[Items from a dataset]
________

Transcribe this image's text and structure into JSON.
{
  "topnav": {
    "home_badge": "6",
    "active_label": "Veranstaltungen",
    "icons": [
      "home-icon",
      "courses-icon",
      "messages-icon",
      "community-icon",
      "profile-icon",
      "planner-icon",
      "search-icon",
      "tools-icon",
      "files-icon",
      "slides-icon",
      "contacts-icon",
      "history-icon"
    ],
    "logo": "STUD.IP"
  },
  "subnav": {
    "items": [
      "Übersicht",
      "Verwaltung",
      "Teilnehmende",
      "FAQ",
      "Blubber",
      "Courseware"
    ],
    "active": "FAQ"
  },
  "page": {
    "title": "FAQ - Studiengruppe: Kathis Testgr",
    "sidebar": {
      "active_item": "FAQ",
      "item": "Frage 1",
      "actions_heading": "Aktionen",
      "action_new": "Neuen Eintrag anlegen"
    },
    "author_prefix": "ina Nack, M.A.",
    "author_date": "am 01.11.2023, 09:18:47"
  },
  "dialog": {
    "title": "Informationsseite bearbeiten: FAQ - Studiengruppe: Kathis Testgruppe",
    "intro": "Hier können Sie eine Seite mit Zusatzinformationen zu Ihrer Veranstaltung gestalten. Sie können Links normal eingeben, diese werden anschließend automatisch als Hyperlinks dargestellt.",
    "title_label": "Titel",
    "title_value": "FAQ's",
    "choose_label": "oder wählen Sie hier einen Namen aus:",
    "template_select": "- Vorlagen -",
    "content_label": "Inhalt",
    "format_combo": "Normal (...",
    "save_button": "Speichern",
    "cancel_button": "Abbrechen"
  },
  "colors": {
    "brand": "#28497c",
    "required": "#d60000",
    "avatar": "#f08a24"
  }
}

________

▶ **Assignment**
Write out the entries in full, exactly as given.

▶ **Solution for this problem**
Transcribe this image's text and structure into JSON.
{
  "topnav": {
    "home_badge": "6",
    "active_label": "Veranstaltungen",
    "icons": [
      "home-icon",
      "courses-icon",
      "messages-icon",
      "community-icon",
      "profile-icon",
      "planner-icon",
      "search-icon",
      "tools-icon",
      "files-icon",
      "slides-icon",
      "contacts-icon",
      "history-icon"
    ],
    "logo": "STUD.IP"
  },
  "subnav": {
    "items": [
      "Übersicht",
      "Verwaltung",
      "Teilnehmende",
      "FAQ",
      "Blubber",
      "Courseware"
    ],
    "active": "FAQ"
  },
  "page": {
    "title": "FAQ - Studiengruppe: Kathis Testgr",
    "sidebar": {
      "active_item": "FAQ",
      "item": "Frage 1",
      "actions_heading": "Aktionen",
      "action_new": "Neuen Eintrag anlegen"
    },
    "author_prefix": "ina Nack, M.A.",
    "author_date": "am 01.11.2023, 09:18:47"
  },
  "dialog": {
    "title": "Informationsseite bearbeiten: FAQ - Studiengruppe: Kathis Testgruppe",
    "intro": "Hier können Sie eine Seite mit Zusatzinformationen zu Ihrer Veranstaltung gestalten. Sie können Links normal eingeben, diese werden anschließend automatisch als Hyperlinks dargestellt.",
    "title_label": "Titel",
    "title_value": "FAQ's",
    "choose_label": "oder wählen Sie hier einen Namen aus:",
    "template_select": "- Vorlagen -",
    "content_label": "Inhalt",
    "format_combo": "Normal (...",
    "save_button": "Speichern",
    "cancel_button": "Abbrechen"
  },
  "colors": {
    "brand": "#28497c",
    "required": "#d60000",
    "avatar": "#f08a24"
  }
}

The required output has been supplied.